This is a Paleo site, not an ethics site. But when your food involves taking the life of another sentient being, you can’t escape questions of ethics. If you “just don’t think about ethics,” that’s already a decision about ethics, and the decision is “I’m going to do whatever is easiest.”
You can make an ethical argument that eating meat is justified. But it’s almost impossible to justify treating cows the way they’re treated in factory farms.
The Rolling Stone recently did a great expose of animal abuse on factory farms – and how people who try to expose cruelty are being forcibly silenced. Warning: do not read that if you’re eating, or if you’re particularly sensitive to violence and brutality. At some point, it will make you want to throw up.

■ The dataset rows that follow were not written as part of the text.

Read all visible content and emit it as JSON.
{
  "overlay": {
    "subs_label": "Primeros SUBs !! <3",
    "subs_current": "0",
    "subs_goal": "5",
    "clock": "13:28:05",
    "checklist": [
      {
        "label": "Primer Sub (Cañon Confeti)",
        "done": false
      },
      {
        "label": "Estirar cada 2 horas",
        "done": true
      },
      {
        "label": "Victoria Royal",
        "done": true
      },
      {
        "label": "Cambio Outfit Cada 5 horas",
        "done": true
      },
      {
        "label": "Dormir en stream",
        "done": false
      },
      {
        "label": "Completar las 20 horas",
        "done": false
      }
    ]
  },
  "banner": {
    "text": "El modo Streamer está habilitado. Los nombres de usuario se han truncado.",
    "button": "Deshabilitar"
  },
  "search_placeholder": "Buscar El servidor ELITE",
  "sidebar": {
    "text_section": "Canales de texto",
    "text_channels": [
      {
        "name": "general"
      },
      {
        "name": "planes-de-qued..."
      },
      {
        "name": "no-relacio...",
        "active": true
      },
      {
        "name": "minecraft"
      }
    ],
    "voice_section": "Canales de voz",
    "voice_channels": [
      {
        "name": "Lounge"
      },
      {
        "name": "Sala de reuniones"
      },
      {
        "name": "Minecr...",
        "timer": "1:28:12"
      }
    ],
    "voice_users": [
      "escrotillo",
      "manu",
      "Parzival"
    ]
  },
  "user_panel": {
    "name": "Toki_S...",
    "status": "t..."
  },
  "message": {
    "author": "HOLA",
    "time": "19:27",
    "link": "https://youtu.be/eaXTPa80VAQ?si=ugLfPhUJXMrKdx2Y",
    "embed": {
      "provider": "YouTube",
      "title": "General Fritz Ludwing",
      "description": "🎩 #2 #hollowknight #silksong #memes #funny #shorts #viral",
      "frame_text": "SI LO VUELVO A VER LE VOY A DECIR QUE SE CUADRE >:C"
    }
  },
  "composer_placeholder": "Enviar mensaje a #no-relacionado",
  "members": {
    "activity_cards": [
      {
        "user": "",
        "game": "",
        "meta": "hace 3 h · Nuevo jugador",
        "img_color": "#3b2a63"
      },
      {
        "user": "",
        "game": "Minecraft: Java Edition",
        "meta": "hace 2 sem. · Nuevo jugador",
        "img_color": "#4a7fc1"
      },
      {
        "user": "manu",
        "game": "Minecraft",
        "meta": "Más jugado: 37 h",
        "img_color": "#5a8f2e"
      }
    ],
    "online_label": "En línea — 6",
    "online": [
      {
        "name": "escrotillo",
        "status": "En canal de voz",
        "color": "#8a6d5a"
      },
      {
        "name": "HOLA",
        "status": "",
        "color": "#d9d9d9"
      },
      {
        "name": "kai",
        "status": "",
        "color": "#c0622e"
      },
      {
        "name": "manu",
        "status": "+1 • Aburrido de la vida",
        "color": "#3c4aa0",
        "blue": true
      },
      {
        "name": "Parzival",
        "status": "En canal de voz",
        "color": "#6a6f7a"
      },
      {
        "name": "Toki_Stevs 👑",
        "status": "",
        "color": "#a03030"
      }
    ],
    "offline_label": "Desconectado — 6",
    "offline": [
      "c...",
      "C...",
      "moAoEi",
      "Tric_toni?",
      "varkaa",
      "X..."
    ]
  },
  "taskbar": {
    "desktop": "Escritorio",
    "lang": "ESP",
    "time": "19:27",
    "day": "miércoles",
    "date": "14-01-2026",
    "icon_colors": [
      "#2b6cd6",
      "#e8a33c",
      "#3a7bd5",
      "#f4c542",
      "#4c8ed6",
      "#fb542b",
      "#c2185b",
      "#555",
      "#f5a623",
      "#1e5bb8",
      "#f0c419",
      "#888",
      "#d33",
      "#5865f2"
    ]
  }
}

That’s not a defensible way to treat another sentient being. Ignoring it doesn’t make it go away.
Grass-Fed Meat: The Sticker Shock
There’s one huge advantage to grain-fed meat (for the consumer): it’s cheap.
Well, actually, it’s not. The sticker price is low, because the factory farmers don’t actually pay the whole cost of raising the animal. They rely on your tax money to pay…
- Cleanup for the manure that routinely spills out into lakes and rivers.
- The medical bills when you get sick from that manure before it gets cleaned up.
- Research to deal with antibiotic resistance caused by use of preventative antibiotics in crowded farms.
- Corn and soy subsidies that make grains cheap.
These are called externalities: costs that the food industry sneakily passes along to you. So you do actually pay for them, just not at the grocery store.
But the problem is that people who buy grass-fed meat have to pay the sticker price for the cow they eat, plus all the externalities: the tax bill for cleaning up after the factory farms, researching new antibiotics, and corn subsidies. Until everyone starts eating grass-fed meat, people who eat it are paying twice.
Many people can afford to pay that, or could easily afford it if they ate out less and made coffee at home.
But other people can barely afford to pay once, much less twice. It’s not about giving up Starbucks or a new purse for them; if they wanted to buy grass-fed meat, they’d have to let the electricity go off or run short on the rent.
If this is you, do NOT feel guilty about eating whatever you can. You are not the problem.The problem is a combination of meat industry lobbyists, corrupt government officials, outdated corn subsidies dating back to World War II, bad science, people who do have money but just don’t care, and crony capitalism run amok. You live in a food system that is violent and horrible, but the problem is with the food system, not with you. You’re doing the best you can in an unfair world, and you’re not responsible for single-handedly fixing all the unfairness that you were born into.
Nutritionally speaking, it’s still better to eat grain-fed meat than to eat grains. Here are some strategies for making the nutritional best of a bad situation.
Summing it Up
Grass-fed beef is important. It’s nutritionally superior, it’s environmentally sustainable, it doesn’t breed antibiotic-resistant bacteria, and it doesn’t involve stomach-turning amounts of cruelty to animals.
Unfortunately, it’s also an economic privilege. If you can afford it, support it. If you can’t afford it, please don’t take any of this as a guilt trip – it’s not. We all live in a food system that’s based on violence and cruelty from top to bottom. That food system was here before you were born, and you’re not responsible for its existence! Do what you can, and if you want to do something for free, call your elected representatives and tell them to stand up to the industrial agriculture lobby!
Now for the practical side:
- Buy grass-fed meat straight from a farmer (best), at a co-op or local food store (pretty great), or at most grocery stores (but watch out for misleading labels! Here’s a guide to interpreting meat labels.)
- Don’t make it more expensive than it has to be: look for budget-friendly cuts, ask your farmer about a meat CSA, and try the odd bits.